understanding convex sets. I will survey this evolving area and the main
results that have emerged thus far.

Series: School of Mathematics Colloquium

It is well-known that a deterministic dynamical system can exhibit
stochastic behavior that is due to the fact that instability along
typical trajectories of the system drives orbits apart, while
compactness of the phase space forces them back together. The consequent
unending dispersal and return of nearby trajectories is one of the
hallmarks of chaos.
The hyperbolic theory of dynamical systems provides a mathematical
foundation for the paradigm that is widely known as "deterministic
chaos" -- the appearance of irregular chaotic motions in purely
deterministic dynamical systems. This phenomenon is considered as one of
the most fundamental discoveries in the theory of dynamical systems in
the second part of the last century. The hyperbolic behavior can be
interpreted in various ways and the weakest one is associated with
dynamical systems with non-zero Lyapunov exponents.
I will discuss the still-open problem of whether dynamical systems with
non-zero Lyapunov exponents are typical. I will outline some recent
results in this direction. The genericity problem is closely related to
two other important problems in dynamics on whether systems with nonzero
Lyapunov exponents exist on any phase space and whether nonzero
exponents can coexist with zero exponents in a robust way.

Series: School of Mathematics Colloquium

The study of random Cayley graphs of finite groups is related to the investigation of Expanders and to problems in Combinatorial Number Theory and in Information Theory. I will discuss this topic, describing
the motivation and focusing on the question of estimating the chromatic number of a random Cayley graph of a given group with a prescribed number of generators. The investigation of this problem combines combinatorial, algebraic and probabilistic tools. Several intriguing questions that remain open will be mentioned as well.

Series: School of Mathematics Colloquium

Series: School of Mathematics Colloquium

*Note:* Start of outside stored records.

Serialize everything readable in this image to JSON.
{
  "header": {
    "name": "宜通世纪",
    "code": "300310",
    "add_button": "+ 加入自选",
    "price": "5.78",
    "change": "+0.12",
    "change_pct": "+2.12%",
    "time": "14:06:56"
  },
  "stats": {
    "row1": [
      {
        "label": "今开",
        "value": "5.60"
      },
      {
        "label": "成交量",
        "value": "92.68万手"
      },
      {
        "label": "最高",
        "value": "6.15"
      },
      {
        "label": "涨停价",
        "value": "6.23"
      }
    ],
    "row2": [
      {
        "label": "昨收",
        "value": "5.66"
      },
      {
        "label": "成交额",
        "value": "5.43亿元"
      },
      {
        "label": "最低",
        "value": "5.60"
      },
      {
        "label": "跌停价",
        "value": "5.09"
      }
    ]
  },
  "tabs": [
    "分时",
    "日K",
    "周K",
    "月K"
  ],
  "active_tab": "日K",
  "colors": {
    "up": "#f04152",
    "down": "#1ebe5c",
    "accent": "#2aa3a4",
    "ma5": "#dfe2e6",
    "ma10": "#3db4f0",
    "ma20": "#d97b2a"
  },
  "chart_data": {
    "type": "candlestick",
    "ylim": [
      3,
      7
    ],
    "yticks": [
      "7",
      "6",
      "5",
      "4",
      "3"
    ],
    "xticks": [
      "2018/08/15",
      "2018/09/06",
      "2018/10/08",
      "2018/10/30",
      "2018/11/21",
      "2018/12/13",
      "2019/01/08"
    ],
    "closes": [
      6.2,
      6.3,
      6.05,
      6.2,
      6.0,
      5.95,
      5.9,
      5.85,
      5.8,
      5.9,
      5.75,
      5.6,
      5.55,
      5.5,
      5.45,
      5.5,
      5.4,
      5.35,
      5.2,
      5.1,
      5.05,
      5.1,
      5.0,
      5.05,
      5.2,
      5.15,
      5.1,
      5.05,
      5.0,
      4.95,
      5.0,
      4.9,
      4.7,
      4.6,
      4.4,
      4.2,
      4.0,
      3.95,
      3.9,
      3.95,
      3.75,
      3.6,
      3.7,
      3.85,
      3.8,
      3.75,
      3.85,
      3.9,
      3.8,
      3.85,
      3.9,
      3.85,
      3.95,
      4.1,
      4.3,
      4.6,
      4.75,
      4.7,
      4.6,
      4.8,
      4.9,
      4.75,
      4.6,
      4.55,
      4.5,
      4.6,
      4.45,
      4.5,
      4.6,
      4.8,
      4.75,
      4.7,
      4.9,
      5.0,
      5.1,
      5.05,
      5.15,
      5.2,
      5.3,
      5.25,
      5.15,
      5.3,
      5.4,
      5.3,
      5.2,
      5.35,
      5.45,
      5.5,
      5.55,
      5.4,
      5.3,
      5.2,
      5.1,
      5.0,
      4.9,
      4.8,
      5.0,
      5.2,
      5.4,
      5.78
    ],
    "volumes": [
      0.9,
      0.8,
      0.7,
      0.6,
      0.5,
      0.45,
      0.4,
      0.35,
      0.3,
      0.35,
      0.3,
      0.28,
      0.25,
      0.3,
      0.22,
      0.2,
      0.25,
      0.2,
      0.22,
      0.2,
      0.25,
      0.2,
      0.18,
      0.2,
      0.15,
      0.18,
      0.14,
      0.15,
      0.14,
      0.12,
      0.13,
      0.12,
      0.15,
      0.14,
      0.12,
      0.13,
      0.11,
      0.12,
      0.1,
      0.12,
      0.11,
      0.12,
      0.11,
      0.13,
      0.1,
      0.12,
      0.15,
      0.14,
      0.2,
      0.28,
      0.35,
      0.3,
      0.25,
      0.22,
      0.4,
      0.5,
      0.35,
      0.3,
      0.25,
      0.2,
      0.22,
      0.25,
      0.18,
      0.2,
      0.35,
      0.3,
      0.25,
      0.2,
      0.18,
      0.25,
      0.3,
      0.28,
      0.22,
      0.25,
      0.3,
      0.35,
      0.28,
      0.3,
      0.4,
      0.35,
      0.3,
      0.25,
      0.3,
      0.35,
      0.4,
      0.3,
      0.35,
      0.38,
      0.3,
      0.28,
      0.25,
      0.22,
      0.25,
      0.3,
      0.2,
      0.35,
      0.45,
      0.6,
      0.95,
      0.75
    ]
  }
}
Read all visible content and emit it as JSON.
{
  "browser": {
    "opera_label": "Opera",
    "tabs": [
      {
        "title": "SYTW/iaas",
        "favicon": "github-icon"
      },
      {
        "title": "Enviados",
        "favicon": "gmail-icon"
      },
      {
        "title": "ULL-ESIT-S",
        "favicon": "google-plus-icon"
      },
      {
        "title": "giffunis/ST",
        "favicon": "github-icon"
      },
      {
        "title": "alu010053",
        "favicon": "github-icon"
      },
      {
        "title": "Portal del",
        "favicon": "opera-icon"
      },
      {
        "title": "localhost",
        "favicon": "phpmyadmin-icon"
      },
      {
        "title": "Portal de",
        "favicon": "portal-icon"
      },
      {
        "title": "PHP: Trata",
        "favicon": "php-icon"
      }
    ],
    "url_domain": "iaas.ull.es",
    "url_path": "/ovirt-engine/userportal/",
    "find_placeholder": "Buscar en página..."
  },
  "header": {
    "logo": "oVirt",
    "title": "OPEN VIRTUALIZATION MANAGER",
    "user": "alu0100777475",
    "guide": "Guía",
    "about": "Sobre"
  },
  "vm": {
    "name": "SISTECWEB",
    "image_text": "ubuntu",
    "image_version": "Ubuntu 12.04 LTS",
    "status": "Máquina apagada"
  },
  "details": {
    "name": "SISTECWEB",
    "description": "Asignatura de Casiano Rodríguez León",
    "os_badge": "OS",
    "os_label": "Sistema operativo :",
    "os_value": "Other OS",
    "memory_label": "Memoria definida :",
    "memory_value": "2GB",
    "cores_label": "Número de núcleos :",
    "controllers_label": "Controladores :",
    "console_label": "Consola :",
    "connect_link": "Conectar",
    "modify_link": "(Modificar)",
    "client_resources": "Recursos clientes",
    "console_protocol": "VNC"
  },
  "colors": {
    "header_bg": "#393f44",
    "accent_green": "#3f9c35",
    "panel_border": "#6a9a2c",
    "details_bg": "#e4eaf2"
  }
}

There is an extensive applied mathematics literature developed for problems in the biological and physical sciences. Our understanding of social science problems from a mathematical standpoint is less developed, but also presents some very interesting problems. This lecture uses crime as a case study for using applied mathematical techniques in a social science application and covers a variety of mathematical methods that are applicable to such problems. We will review recent work on agent based models, methods in linear and nonlinear partial differential equations, variational methods for inverse problems and statistical point process models. From an application standpoint we will look at problems in residential burglaries and gang crimes. Examples will consider both "bottom up" and "top down" approaches to understanding the mathematics of crime, and how the two approaches could converge to a unifying theory.